Your assignment => Return, word for word, the line that contains "Serialize everything readable" and every line after it through the end of the records.

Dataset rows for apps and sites
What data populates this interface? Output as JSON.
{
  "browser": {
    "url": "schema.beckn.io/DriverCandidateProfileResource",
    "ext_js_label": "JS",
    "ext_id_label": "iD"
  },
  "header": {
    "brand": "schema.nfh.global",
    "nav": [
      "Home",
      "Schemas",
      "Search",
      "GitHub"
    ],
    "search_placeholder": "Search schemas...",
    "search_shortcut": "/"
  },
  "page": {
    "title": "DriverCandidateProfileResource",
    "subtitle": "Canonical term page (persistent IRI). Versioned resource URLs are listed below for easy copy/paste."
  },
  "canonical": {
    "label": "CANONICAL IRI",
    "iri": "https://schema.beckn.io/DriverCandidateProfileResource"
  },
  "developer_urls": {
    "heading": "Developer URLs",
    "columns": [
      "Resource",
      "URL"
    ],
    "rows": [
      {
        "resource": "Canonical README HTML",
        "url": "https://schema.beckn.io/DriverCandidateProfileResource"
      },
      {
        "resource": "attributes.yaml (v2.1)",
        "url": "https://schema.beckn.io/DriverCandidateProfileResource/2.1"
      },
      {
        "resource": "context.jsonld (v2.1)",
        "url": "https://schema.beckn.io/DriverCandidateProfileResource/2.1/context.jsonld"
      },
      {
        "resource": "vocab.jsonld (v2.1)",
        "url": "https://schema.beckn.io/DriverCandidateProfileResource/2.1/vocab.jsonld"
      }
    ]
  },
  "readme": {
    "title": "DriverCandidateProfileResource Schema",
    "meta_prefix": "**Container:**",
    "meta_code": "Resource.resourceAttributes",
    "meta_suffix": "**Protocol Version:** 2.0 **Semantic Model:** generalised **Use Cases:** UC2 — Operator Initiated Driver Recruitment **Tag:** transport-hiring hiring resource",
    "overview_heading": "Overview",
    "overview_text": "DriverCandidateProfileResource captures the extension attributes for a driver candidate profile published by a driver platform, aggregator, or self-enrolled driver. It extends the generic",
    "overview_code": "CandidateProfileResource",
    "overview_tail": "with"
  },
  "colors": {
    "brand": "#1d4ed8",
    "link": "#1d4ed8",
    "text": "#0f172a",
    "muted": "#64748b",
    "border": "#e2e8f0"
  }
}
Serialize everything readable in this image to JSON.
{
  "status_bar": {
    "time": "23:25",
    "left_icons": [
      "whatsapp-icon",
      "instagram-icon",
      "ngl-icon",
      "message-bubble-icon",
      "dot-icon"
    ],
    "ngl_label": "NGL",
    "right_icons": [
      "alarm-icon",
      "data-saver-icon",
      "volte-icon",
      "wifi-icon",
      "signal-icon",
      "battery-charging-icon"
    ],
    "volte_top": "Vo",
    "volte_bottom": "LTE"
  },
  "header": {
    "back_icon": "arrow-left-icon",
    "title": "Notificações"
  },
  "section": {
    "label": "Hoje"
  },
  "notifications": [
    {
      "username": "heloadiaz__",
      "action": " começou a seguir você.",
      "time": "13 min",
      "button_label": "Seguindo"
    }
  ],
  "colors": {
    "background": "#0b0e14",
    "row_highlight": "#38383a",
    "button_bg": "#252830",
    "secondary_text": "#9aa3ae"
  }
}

Exercise result =>
Serialize everything readable in this image to JSON.
{
  "status_bar": {
    "time": "23:25",
    "left_icons": [
      "whatsapp-icon",
      "instagram-icon",
      "ngl-icon",
      "message-bubble-icon",
      "dot-icon"
    ],
    "ngl_label": "NGL",
    "right_icons": [
      "alarm-icon",
      "data-saver-icon",
      "volte-icon",
      "wifi-icon",
      "signal-icon",
      "battery-charging-icon"
    ],
    "volte_top": "Vo",
    "volte_bottom": "LTE"
  },
  "header": {
    "back_icon": "arrow-left-icon",
    "title": "Notificações"
  },
  "section": {
    "label": "Hoje"
  },
  "notifications": [
    {
      "username": "heloadiaz__",
      "action": " começou a seguir você.",
      "time": "13 min",
      "button_label": "Seguindo"
    }
  ],
  "colors": {
    "background": "#0b0e14",
    "row_highlight": "#38383a",
    "button_bg": "#252830",
    "secondary_text": "#9aa3ae"
  }
}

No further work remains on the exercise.